PROBLEM: Every entry, from the first to the last, should be written out exactly.

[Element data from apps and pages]

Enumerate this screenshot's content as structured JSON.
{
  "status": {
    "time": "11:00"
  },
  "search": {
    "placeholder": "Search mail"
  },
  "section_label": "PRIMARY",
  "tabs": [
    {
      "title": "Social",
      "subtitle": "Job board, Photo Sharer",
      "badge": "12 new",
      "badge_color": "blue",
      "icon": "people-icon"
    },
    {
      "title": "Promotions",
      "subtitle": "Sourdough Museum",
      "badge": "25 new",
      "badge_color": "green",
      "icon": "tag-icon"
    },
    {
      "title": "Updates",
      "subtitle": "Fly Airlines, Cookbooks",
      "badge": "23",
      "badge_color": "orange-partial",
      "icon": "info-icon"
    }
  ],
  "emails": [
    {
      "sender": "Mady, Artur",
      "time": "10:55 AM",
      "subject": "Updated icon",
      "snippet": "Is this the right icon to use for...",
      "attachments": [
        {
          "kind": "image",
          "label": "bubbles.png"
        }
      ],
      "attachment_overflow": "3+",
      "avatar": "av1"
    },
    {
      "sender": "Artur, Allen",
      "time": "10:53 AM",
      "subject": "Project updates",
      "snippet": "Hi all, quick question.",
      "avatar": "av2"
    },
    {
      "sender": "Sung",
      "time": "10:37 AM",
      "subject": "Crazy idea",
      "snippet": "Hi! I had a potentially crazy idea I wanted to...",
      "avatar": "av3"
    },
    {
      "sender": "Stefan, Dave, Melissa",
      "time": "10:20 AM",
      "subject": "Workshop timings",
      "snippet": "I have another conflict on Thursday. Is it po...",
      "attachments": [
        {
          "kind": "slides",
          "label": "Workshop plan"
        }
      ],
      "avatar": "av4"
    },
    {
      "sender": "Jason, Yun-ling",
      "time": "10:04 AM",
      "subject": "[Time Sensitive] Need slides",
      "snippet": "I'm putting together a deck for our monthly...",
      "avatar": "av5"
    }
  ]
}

EXPECTED ANSWER:
Enumerate this screenshot's content as structured JSON.
{
  "status": {
    "time": "11:00"
  },
  "search": {
    "placeholder": "Search mail"
  },
  "section_label": "PRIMARY",
  "tabs": [
    {
      "title": "Social",
      "subtitle": "Job board, Photo Sharer",
      "badge": "12 new",
      "badge_color": "blue",
      "icon": "people-icon"
    },
    {
      "title": "Promotions",
      "subtitle": "Sourdough Museum",
      "badge": "25 new",
      "badge_color": "green",
      "icon": "tag-icon"
    },
    {
      "title": "Updates",
      "subtitle": "Fly Airlines, Cookbooks",
      "badge": "23",
      "badge_color": "orange-partial",
      "icon": "info-icon"
    }
  ],
  "emails": [
    {
      "sender": "Mady, Artur",
      "time": "10:55 AM",
      "subject": "Updated icon",
      "snippet": "Is this the right icon to use for...",
      "attachments": [
        {
          "kind": "image",
          "label": "bubbles.png"
        }
      ],
      "attachment_overflow": "3+",
      "avatar": "av1"
    },
    {
      "sender": "Artur, Allen",
      "time": "10:53 AM",
      "subject": "Project updates",
      "snippet": "Hi all, quick question.",
      "avatar": "av2"
    },
    {
      "sender": "Sung",
      "time": "10:37 AM",
      "subject": "Crazy idea",
      "snippet": "Hi! I had a potentially crazy idea I wanted to...",
      "avatar": "av3"
    },
    {
      "sender": "Stefan, Dave, Melissa",
      "time": "10:20 AM",
      "subject": "Workshop timings",
      "snippet": "I have another conflict on Thursday. Is it po...",
      "attachments": [
        {
          "kind": "slides",
          "label": "Workshop plan"
        }
      ],
      "avatar": "av4"
    },
    {
      "sender": "Jason, Yun-ling",
      "time": "10:04 AM",
      "subject": "[Time Sensitive] Need slides",
      "snippet": "I'm putting together a deck for our monthly...",
      "avatar": "av5"
    }
  ]
}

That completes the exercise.